Your goal - The lines wanted are those in the data below that include "Adapter".

(Web page and app entries)
= = = = = = =

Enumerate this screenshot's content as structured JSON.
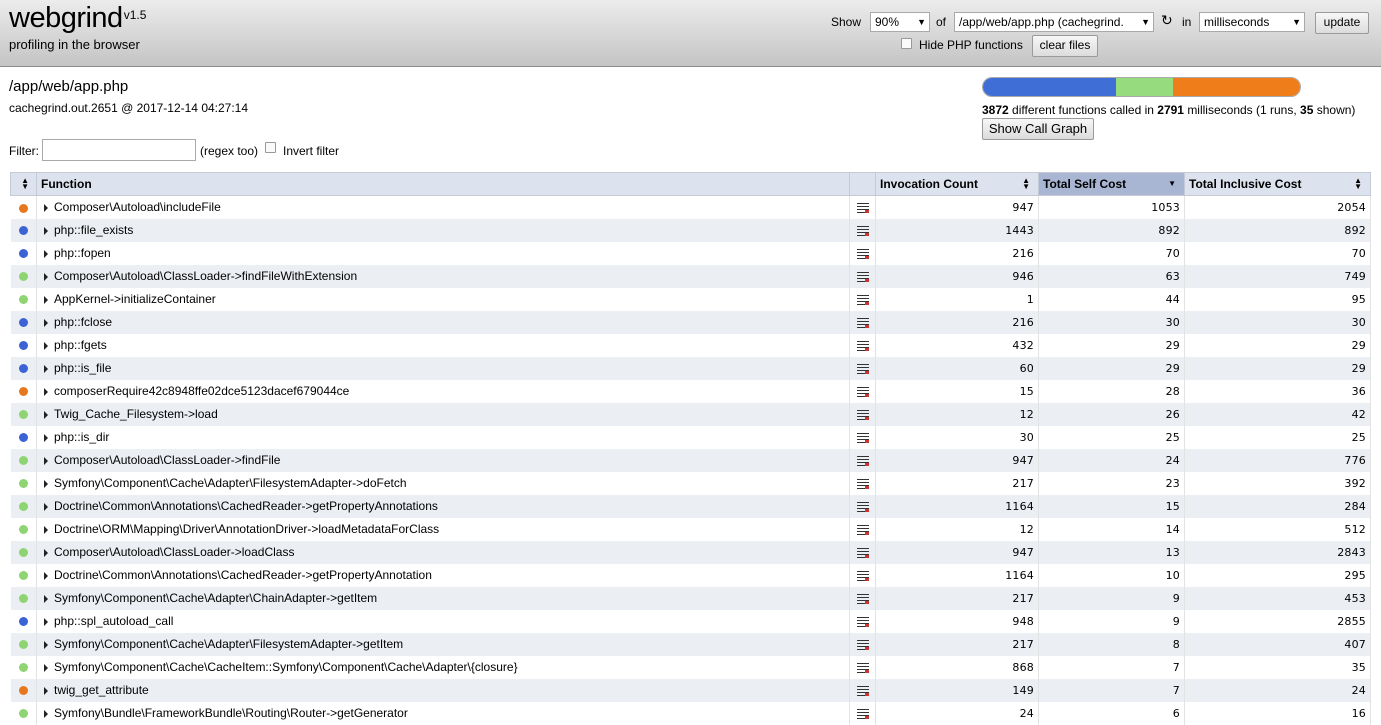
{
  "header": {
    "logo": "webgrind",
    "version": "v1.5",
    "tagline": "profiling in the browser",
    "show_label": "Show",
    "percent": "90%",
    "of_label": "of",
    "file_select": "/app/web/app.php (cachegrind.",
    "in_label": "in",
    "unit_select": "milliseconds",
    "update_button": "update",
    "hide_php_label": "Hide PHP functions",
    "clear_files_button": "clear files"
  },
  "info": {
    "file_path": "/app/web/app.php",
    "file_meta": "cachegrind.out.2651 @ 2017-12-14 04:27:14",
    "functions_count": "3872",
    "functions_text": "different functions called in",
    "total_ms": "2791",
    "ms_text": "milliseconds (1 runs,",
    "shown_count": "35",
    "shown_text": "shown)",
    "call_graph_button": "Show Call Graph",
    "bar_colors": [
      "#3f6fd6",
      "#96db7e",
      "#ef7d1a"
    ],
    "bar_fractions": [
      0.42,
      0.18,
      0.4
    ]
  },
  "filter": {
    "label": "Filter:",
    "value": "",
    "regex_label": "(regex too)",
    "invert_label": "Invert filter"
  },
  "table": {
    "headers": {
      "function": "Function",
      "invocation": "Invocation Count",
      "self": "Total Self Cost",
      "inclusive": "Total Inclusive Cost"
    },
    "dot_colors": {
      "blue": "#3c63d6",
      "green": "#8ed472",
      "orange": "#e8771b"
    },
    "rows": [
      {
        "dot": "orange",
        "fn": "Composer\\Autoload\\includeFile",
        "inv": "947",
        "self": "1053",
        "incl": "2054"
      },
      {
        "dot": "blue",
        "fn": "php::file_exists",
        "inv": "1443",
        "self": "892",
        "incl": "892"
      },
      {
        "dot": "blue",
        "fn": "php::fopen",
        "inv": "216",
        "self": "70",
        "incl": "70"
      },
      {
        "dot": "green",
        "fn": "Composer\\Autoload\\ClassLoader->findFileWithExtension",
        "inv": "946",
        "self": "63",
        "incl": "749"
      },
      {
        "dot": "green",
        "fn": "AppKernel->initializeContainer",
        "inv": "1",
        "self": "44",
        "incl": "95"
      },
      {
        "dot": "blue",
        "fn": "php::fclose",
        "inv": "216",
        "self": "30",
        "incl": "30"
      },
      {
        "dot": "blue",
        "fn": "php::fgets",
        "inv": "432",
        "self": "29",
        "incl": "29"
      },
      {
        "dot": "blue",
        "fn": "php::is_file",
        "inv": "60",
        "self": "29",
        "incl": "29"
      },
      {
        "dot": "orange",
        "fn": "composerRequire42c8948ffe02dce5123dacef679044ce",
        "inv": "15",
        "self": "28",
        "incl": "36"
      },
      {
        "dot": "green",
        "fn": "Twig_Cache_Filesystem->load",
        "inv": "12",
        "self": "26",
        "incl": "42"
      },
      {
        "dot": "blue",
        "fn": "php::is_dir",
        "inv": "30",
        "self": "25",
        "incl": "25"
      },
      {
        "dot": "green",
        "fn": "Composer\\Autoload\\ClassLoader->findFile",
        "inv": "947",
        "self": "24",
        "incl": "776"
      },
      {
        "dot": "green",
        "fn": "Symfony\\Component\\Cache\\Adapter\\FilesystemAdapter->doFetch",
        "inv": "217",
        "self": "23",
        "incl": "392"
      },
      {
        "dot": "green",
        "fn": "Doctrine\\Common\\Annotations\\CachedReader->getPropertyAnnotations",
        "inv": "1164",
        "self": "15",
        "incl": "284"
      },
      {
        "dot": "green",
        "fn": "Doctrine\\ORM\\Mapping\\Driver\\AnnotationDriver->loadMetadataForClass",
        "inv": "12",
        "self": "14",
        "incl": "512"
      },
      {
        "dot": "green",
        "fn": "Composer\\Autoload\\ClassLoader->loadClass",
        "inv": "947",
        "self": "13",
        "incl": "2843"
      },
      {
        "dot": "green",
        "fn": "Doctrine\\Common\\Annotations\\CachedReader->getPropertyAnnotation",
        "inv": "1164",
        "self": "10",
        "incl": "295"
      },
      {
        "dot": "green",
        "fn": "Symfony\\Component\\Cache\\Adapter\\ChainAdapter->getItem",
        "inv": "217",
        "self": "9",
        "incl": "453"
      },
      {
        "dot": "blue",
        "fn": "php::spl_autoload_call",
        "inv": "948",
        "self": "9",
        "incl": "2855"
      },
      {
        "dot": "green",
        "fn": "Symfony\\Component\\Cache\\Adapter\\FilesystemAdapter->getItem",
        "inv": "217",
        "self": "8",
        "incl": "407"
      },
      {
        "dot": "green",
        "fn": "Symfony\\Component\\Cache\\CacheItem::Symfony\\Component\\Cache\\Adapter\\{closure}",
        "inv": "868",
        "self": "7",
        "incl": "35"
      },
      {
        "dot": "orange",
        "fn": "twig_get_attribute",
        "inv": "149",
        "self": "7",
        "incl": "24"
      },
      {
        "dot": "green",
        "fn": "Symfony\\Bundle\\FrameworkBundle\\Routing\\Router->getGenerator",
        "inv": "24",
        "self": "6",
        "incl": "16"
      }
    ]
  }
}
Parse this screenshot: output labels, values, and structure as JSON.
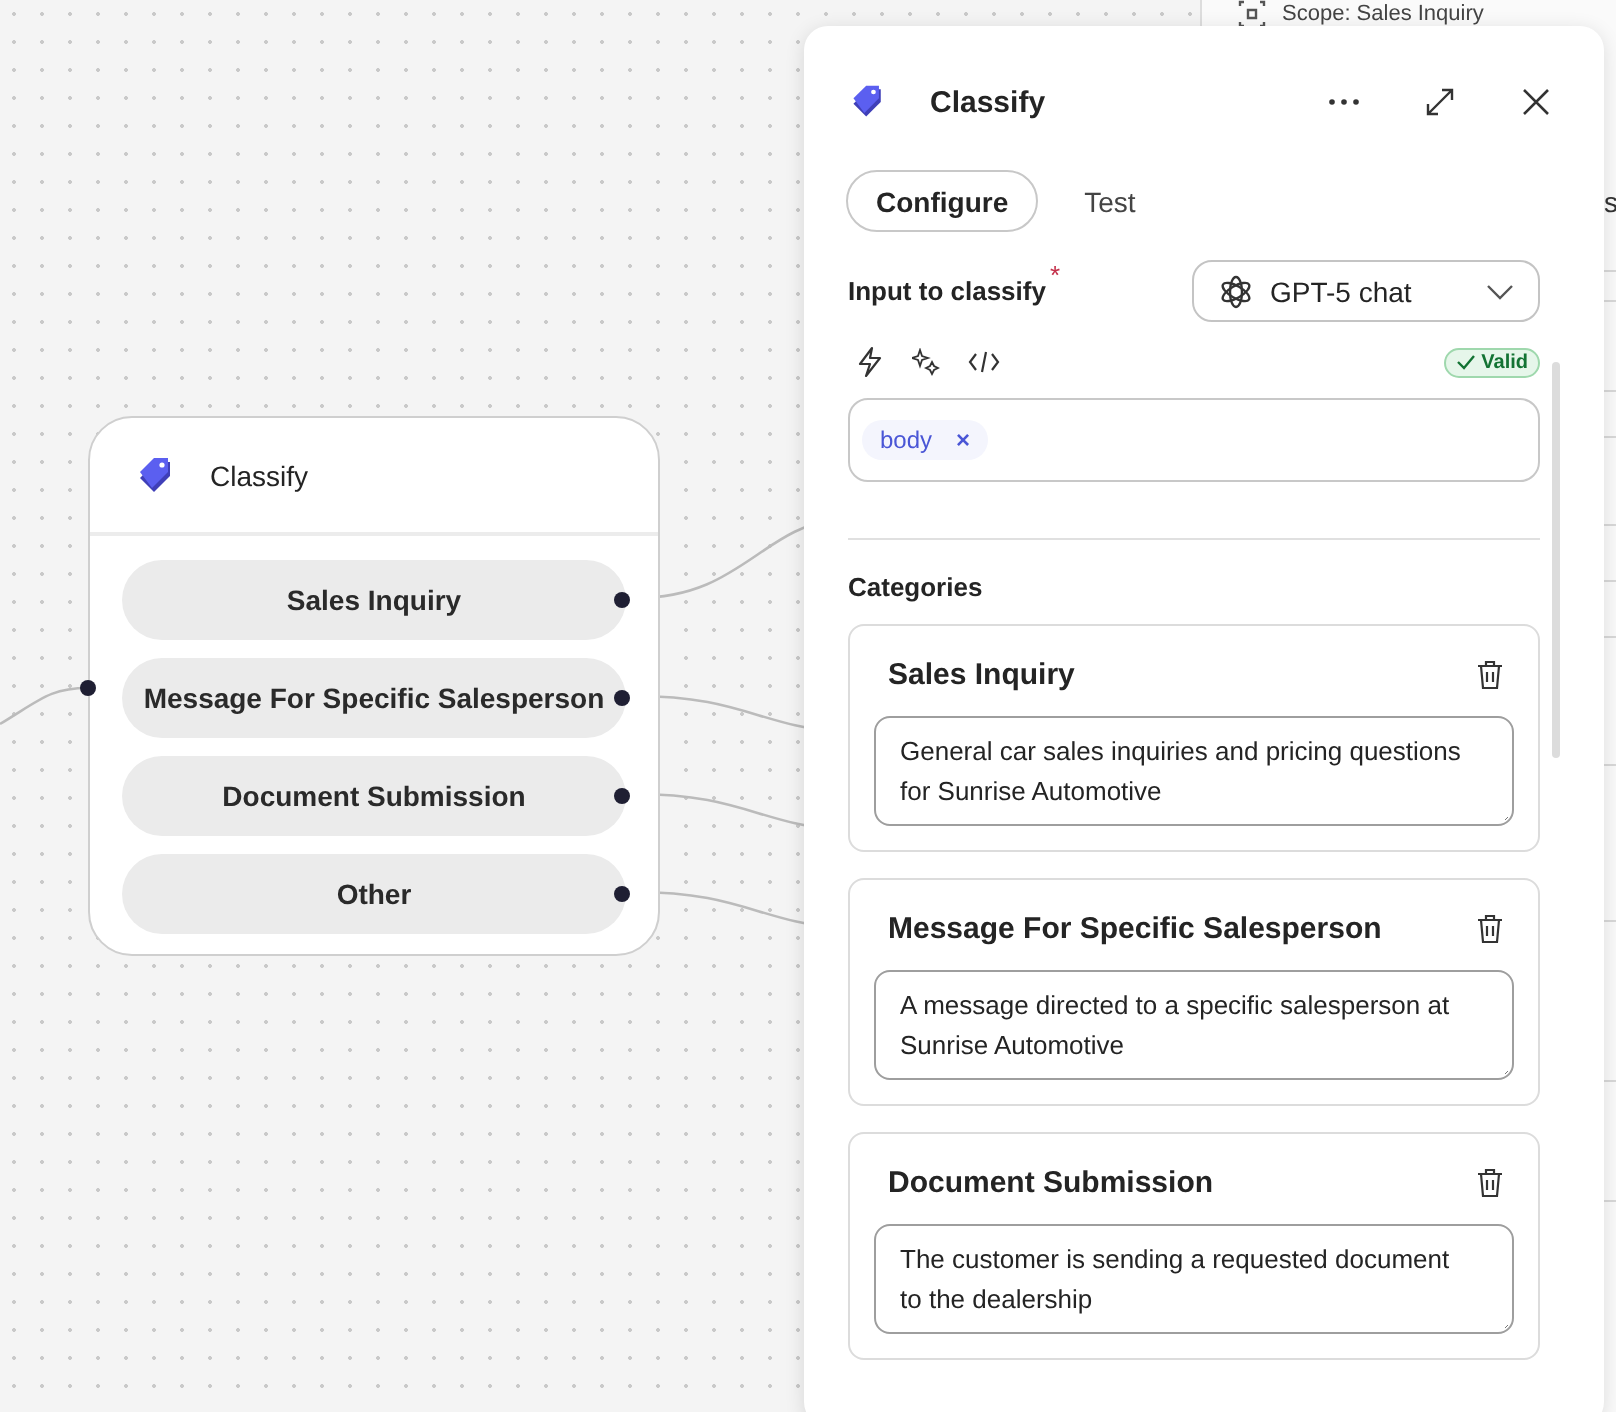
{
  "background": {
    "scope_label": "Scope: Sales Inquiry",
    "column_fragment": "s"
  },
  "node": {
    "title": "Classify",
    "outputs": [
      {
        "label": "Sales Inquiry"
      },
      {
        "label": "Message For Specific Salesperson"
      },
      {
        "label": "Document Submission"
      },
      {
        "label": "Other"
      }
    ]
  },
  "panel": {
    "title": "Classify",
    "tabs": [
      {
        "label": "Configure",
        "selected": true
      },
      {
        "label": "Test",
        "selected": false
      }
    ],
    "input": {
      "label": "Input to classify",
      "required_mark": "*",
      "model": "GPT-5 chat",
      "status": "Valid",
      "tokens": [
        {
          "label": "body",
          "remove": "×"
        }
      ]
    },
    "categories_heading": "Categories",
    "categories": [
      {
        "name": "Sales Inquiry",
        "description": "General car sales inquiries and pricing questions for Sunrise Automotive"
      },
      {
        "name": "Message For Specific Salesperson",
        "description": "A message directed to a specific salesperson at Sunrise Automotive"
      },
      {
        "name": "Document Submission",
        "description": "The customer is sending a requested document to the dealership"
      }
    ]
  }
}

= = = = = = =

Response for this exercise -
        "fn": "Symfony\\Component\\Cache\\Adapter\\FilesystemAdapter->doFetch",
        "fn": "Symfony\\Component\\Cache\\Adapter\\ChainAdapter->getItem",
        "fn": "Symfony\\Component\\Cache\\Adapter\\FilesystemAdapter->getItem",
        "fn": "Symfony\\Component\\Cache\\CacheItem::Symfony\\Component\\Cache\\Adapter\\{closure}",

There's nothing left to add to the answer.